Let me give you a bit of the background leading up to ‘Apes and Angels’. In ‘New Earth’ a starship voyages to the star Sirius where the crew discovers a planet inhabited by both super-Intelligent machines called Predecessors and human beings whom the machines had brought to Sirius. The machines inform the crew that the black hole at the center of our galaxy has erupted in a powerful burst of gamma rays that will kill all unprotected life in the galaxy. The machines give the starship’s crew the technology necessary to protect Earth in exchange for a promise that humanity will travel to other star systems in our section of the galaxy in order to protect the more primitive civilizations inhabiting those stars.

In “Death Wave’ the starship crew has returned to Earth and informed the government of the approaching gamma radiation. However, since the deadly radiation won’t reach our solar system for another two thousand years the politicians ruling Earth are in no hurry to protect the planet and as far as saving alien cultures is concerned, well let’s just say they’re not interested at all.

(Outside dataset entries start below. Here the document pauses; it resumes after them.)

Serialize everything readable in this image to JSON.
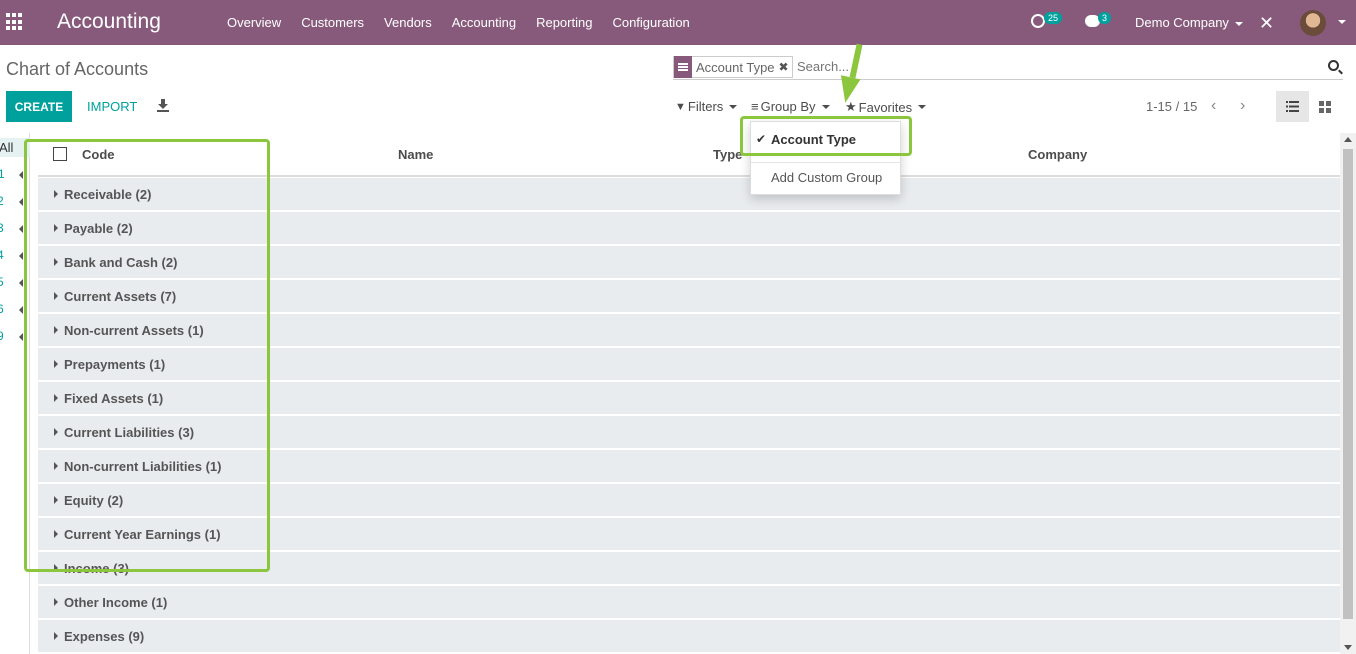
{
  "navbar": {
    "app_title": "Accounting",
    "menu": [
      "Overview",
      "Customers",
      "Vendors",
      "Accounting",
      "Reporting",
      "Configuration"
    ],
    "activity_count": "25",
    "message_count": "3",
    "company": "Demo Company",
    "debug_glyph": "✕"
  },
  "breadcrumb": "Chart of Accounts",
  "search": {
    "facet_label": "Account Type",
    "facet_remove": "✖",
    "placeholder": "Search..."
  },
  "actions": {
    "create": "CREATE",
    "import": "IMPORT"
  },
  "filters": {
    "filters_label": "Filters",
    "group_by_label": "Group By",
    "favorites_label": "Favorites"
  },
  "group_by_menu": {
    "selected": "Account Type",
    "add_custom": "Add Custom Group"
  },
  "pager": {
    "range": "1-15 / 15",
    "prev": "‹",
    "next": "›"
  },
  "left_panel": {
    "all_label": "All",
    "items": [
      "1",
      "2",
      "3",
      "4",
      "5",
      "6",
      "9"
    ]
  },
  "table": {
    "columns": [
      "Code",
      "Name",
      "Type",
      "Company"
    ],
    "groups": [
      "Receivable (2)",
      "Payable (2)",
      "Bank and Cash (2)",
      "Current Assets (7)",
      "Non-current Assets (1)",
      "Prepayments (1)",
      "Fixed Assets (1)",
      "Current Liabilities (3)",
      "Non-current Liabilities (1)",
      "Equity (2)",
      "Current Year Earnings (1)",
      "Income (3)",
      "Other Income (1)",
      "Expenses (9)"
    ]
  },
  "colors": {
    "brand": "#875a7b",
    "accent": "#00a09d",
    "annotation": "#8cc63f",
    "group_row": "#e9ecef"
  }
}
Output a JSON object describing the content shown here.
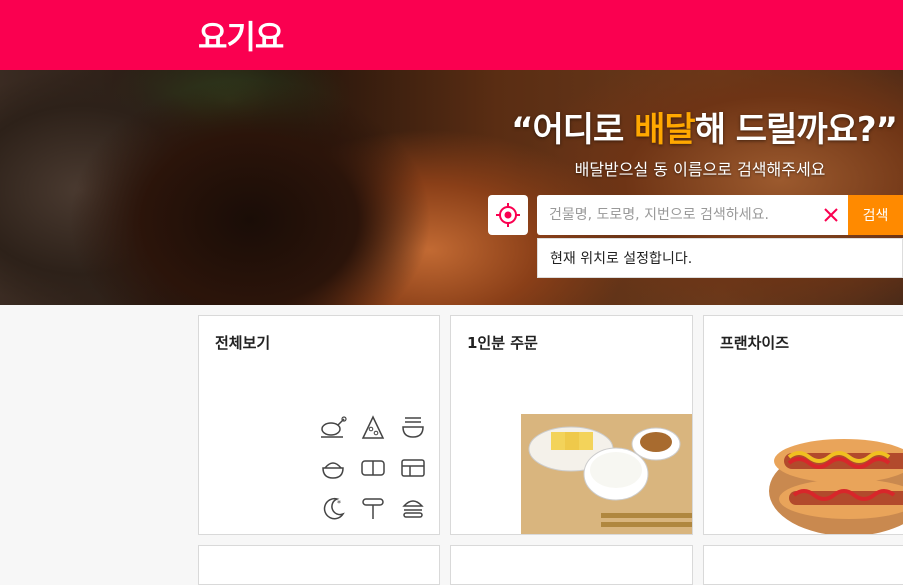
{
  "header": {
    "logo": "요기요",
    "brand_color": "#fa0050"
  },
  "hero": {
    "title_open": "“어디로 ",
    "title_highlight": "배달",
    "title_close": "해 드릴까요?”",
    "highlight_color": "#ffa800",
    "subtitle": "배달받으실 동 이름으로 검색해주세요"
  },
  "search": {
    "placeholder": "건물명, 도로명, 지번으로 검색하세요.",
    "value": "",
    "button_label": "검색",
    "button_color": "#ff8a00",
    "current_location_option": "현재 위치로 설정합니다."
  },
  "categories": [
    {
      "label": "전체보기",
      "icons": [
        "chicken-icon",
        "pizza-icon",
        "noodle-icon",
        "rice-bowl-icon",
        "sushi-icon",
        "lunchbox-icon",
        "night-food-icon",
        "bbq-skewer-icon",
        "burger-icon"
      ]
    },
    {
      "label": "1인분 주문"
    },
    {
      "label": "프랜차이즈"
    }
  ]
}
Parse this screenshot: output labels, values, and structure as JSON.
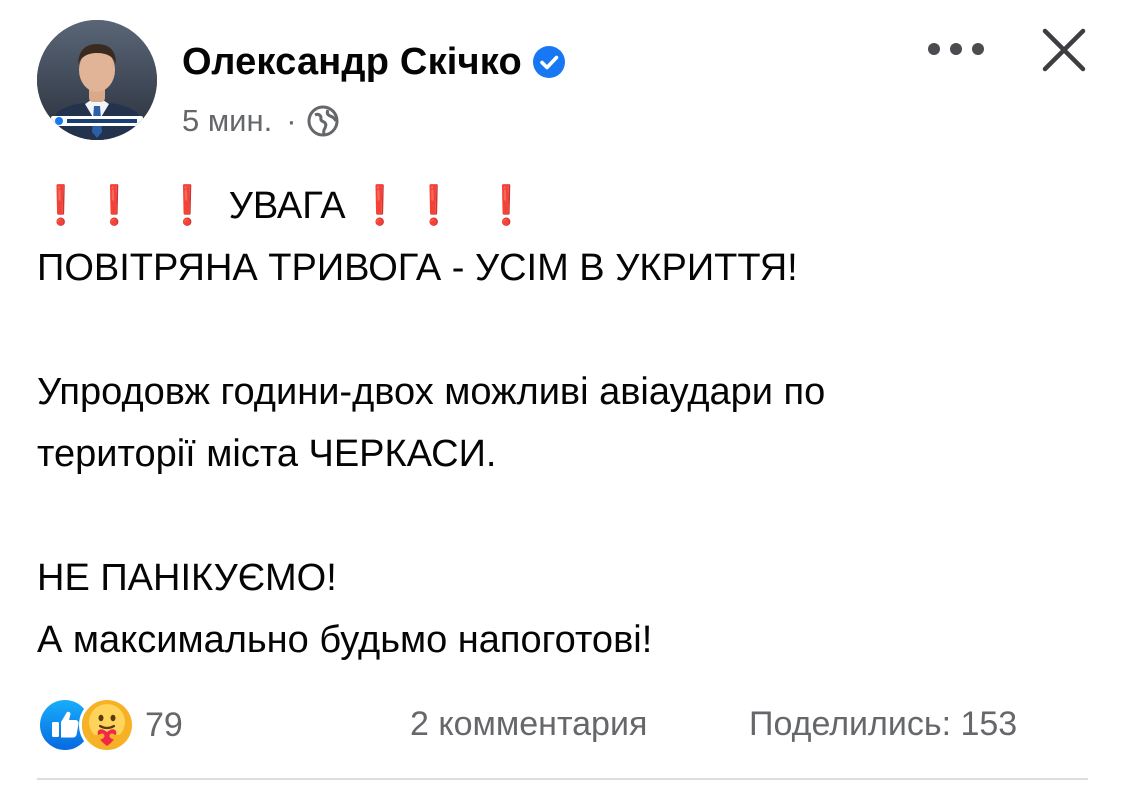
{
  "post": {
    "author": "Олександр Скічко",
    "verified": true,
    "time": "5 мин.",
    "separator": "·",
    "privacy_icon": "globe-icon",
    "lines": {
      "alert_word": "УВАГА",
      "exclamation": "❗",
      "line2": "ПОВІТРЯНА ТРИВОГА - УСІМ В УКРИТТЯ!",
      "line3": "Упродовж години-двох можливі авіаудари по",
      "line4": "території міста ЧЕРКАСИ.",
      "line5": "НЕ ПАНІКУЄМО!",
      "line6": "А максимально будьмо напоготові!"
    }
  },
  "footer": {
    "reaction_icons": [
      "like-icon",
      "care-icon"
    ],
    "reaction_count": "79",
    "comments": "2 комментария",
    "shares": "Поделились: 153"
  },
  "colors": {
    "accent": "#1877f2",
    "exclamation": "#e3172b",
    "muted": "#65676b",
    "text": "#050505"
  }
}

The spacefarers have to directly convince the people of Earth in order to force the politicians to begin the massive effort to build starships to journey to the other stars threatened by the gamma radiation.

‘Apes and Angels’ then begins with the starship Odysseus arriving at the star Mithra, named for the ancient Persian man-god. Mithra possesses two planets that contain life. Mithra-alpha, closest to the star, has octopus like creatures that make noises to each other and who may be intelligent. Planet gamma has two-armed, two-legged creatures that live in primitive villages who definitely are intelligent.

The expedition to Mithra is led by Adrian Kosoff, a scientist turned bureaucrat who wants to run the mission like a military unit, everybody knowing and doing their job and following, if not orders at least instructions. Kosoff is ambitious and by being the man in charge hopes to get credit for the mission’s success and discoveries.

Kosoff’s nemesis is Brad MacDaniels, a young anthropologist who follows his intuition and likes to break the rules. Much of the plot of ‘Apes and Angels’ revolves around the conflict; non-violent I hasten to add, between these two men.

Of course this is a setup of the usual conflict between generations, between the methodical plodder and the hunch taker, between the tried and true and the new and novel. In my opinion Ben Bova leans a little to heavy on the side of MacDaniels. The younger man’s intuition is always right and he always gets the better of Kosoff.

Better handled is the mystery of the Mithra solar system. As soon as the Odysseus arrives it is quickly realized that the alignment of the planets is not stable. The planet alpha is so close to its sun that it is boiling away while gamma comes so close to beta every 60 years that they will collide within the next million years. The astrophysicists in the Odysseus’ crew determine that something, or someone has disrupted this solar system within the last 100,000 years.

I don’t want to give away too much of the plot details so I think I’ll leave it there. The story will continue in the next installment, ‘Survival’ so don’t expect all of the answers. Like all of Ben Bova’s novels ‘Apes and Angles’ was both enjoyable and a quick read but it is just an installment in a larger work. When I finish reading ‘Survival’ I’ll let you know how everything works out.

Survival Cover (Credit: Amazon)